DHH Resources For Educators
Communication Tips for working with Deaf and Hard of Hearing People
People who are deaf or hard of hearing use many methods to communicate. Some use lip-reading and speech, while others use sign language. Others may choose to write or use a combination of these methods. Ask the person who is deaf or hard of hearing what you can do to help improve the communication process. Here are some guidelines for effective communication:
- Face the person.
- Speak clearly and naturally.
- Use visual cues.
- Address one topic at a time.
- Avoid standing in front of bright lights or windows.
- One speaker at a time.
- Reduce background noise.
- Suggested distance 3-6’ apart.
- Repeat or rephrase.
- Use facial expressions and gestures.
- Check for comprehension.
- Use short, simple sentences.
- Provide captioned audio and video
Compiled by HDESD DHH Team
- National Association of the Deaf (NAD)
- Oregon Association of the Deaf (OAD)
- National Center for Hearing Assessment and Management (NCHAM)
- AG Bell
- Gallaudet University-Home Page
- Gallaudet University-Free ASL signing videos by topic
- Hands and Voices
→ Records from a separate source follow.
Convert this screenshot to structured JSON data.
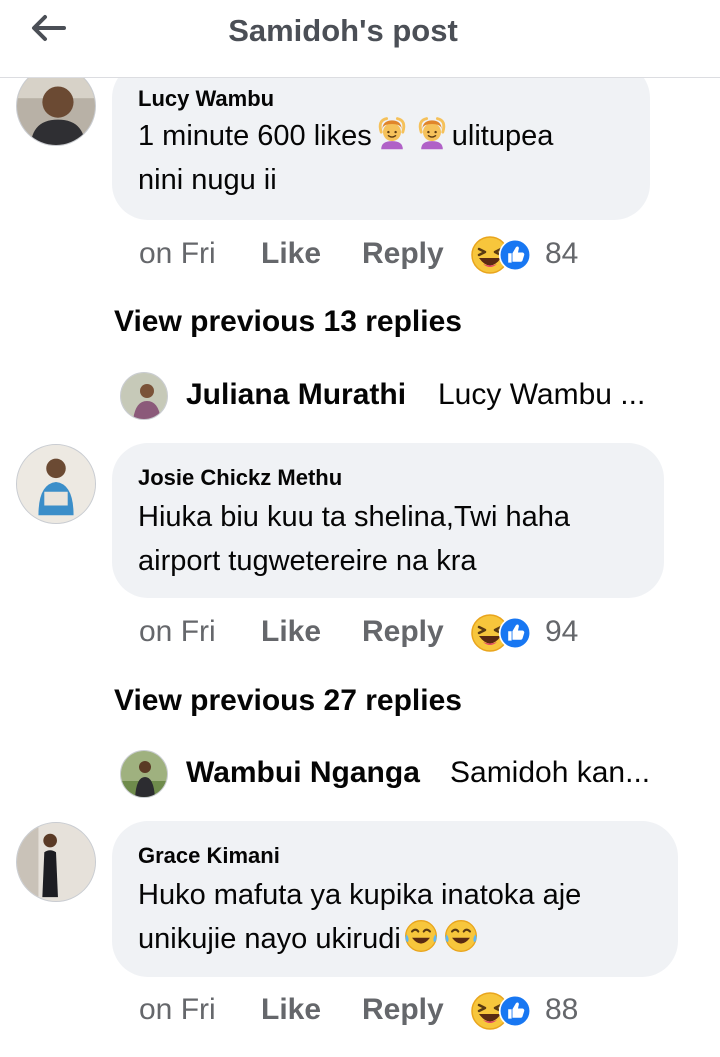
{
  "header": {
    "title": "Samidoh's post",
    "back_icon": "arrow-left-icon"
  },
  "comments": [
    {
      "author": "Lucy Wambu",
      "line1": "1 minute 600 likes",
      "line1_after": "ulitupea",
      "line2": "nini nugu ii",
      "inline_emojis": [
        "person-gesturing-ok-icon",
        "person-gesturing-ok-icon"
      ],
      "time": "on Fri",
      "like_label": "Like",
      "reply_label": "Reply",
      "reactions": [
        "haha-icon",
        "like-icon"
      ],
      "reaction_count": "84"
    },
    {
      "author": "Josie Chickz Methu",
      "line1": "Hiuka biu kuu ta shelina,Twi haha",
      "line2": "airport tugwetereire na kra",
      "time": "on Fri",
      "like_label": "Like",
      "reply_label": "Reply",
      "reactions": [
        "haha-icon",
        "like-icon"
      ],
      "reaction_count": "94"
    },
    {
      "author": "Grace Kimani",
      "line1": "Huko mafuta ya kupika inatoka aje",
      "line2": "unikujie nayo ukirudi",
      "inline_emojis": [
        "tears-of-joy-icon",
        "tears-of-joy-icon"
      ],
      "time": "on Fri",
      "like_label": "Like",
      "reply_label": "Reply",
      "reactions": [
        "haha-icon",
        "like-icon"
      ],
      "reaction_count": "88"
    }
  ],
  "replies": [
    {
      "view_previous": "View previous 13 replies",
      "name": "Juliana Murathi",
      "snippet": "Lucy Wambu ..."
    },
    {
      "view_previous": "View previous 27 replies",
      "name": "Wambui Nganga",
      "snippet": "Samidoh kan..."
    }
  ],
  "colors": {
    "bubble": "#f0f2f5",
    "meta": "#65676b",
    "text": "#050505",
    "like_blue": "#1877f2",
    "haha_yellow": "#f7b928"
  }
}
- Deaf Club of Central Oregon (for information email Suzanne firstname.lastname@example.org)
- ASL Social FIX Central Oregon (Facebook)
Here are two simulations that give the listener an idea of the impact of different degrees of hearing loss. The volume of the videos is automatically adjusted for the degree of hearing loss.
The Flintstones Hearing Simulator
Cochlear Implant Simulator
This is a simulation of a cochlear implant demonstrating how the quality of sound varies, depending on the number of channels the implant has or uses.
Here are two simulations that give the listener an idea of the impact of different degrees of hearing loss.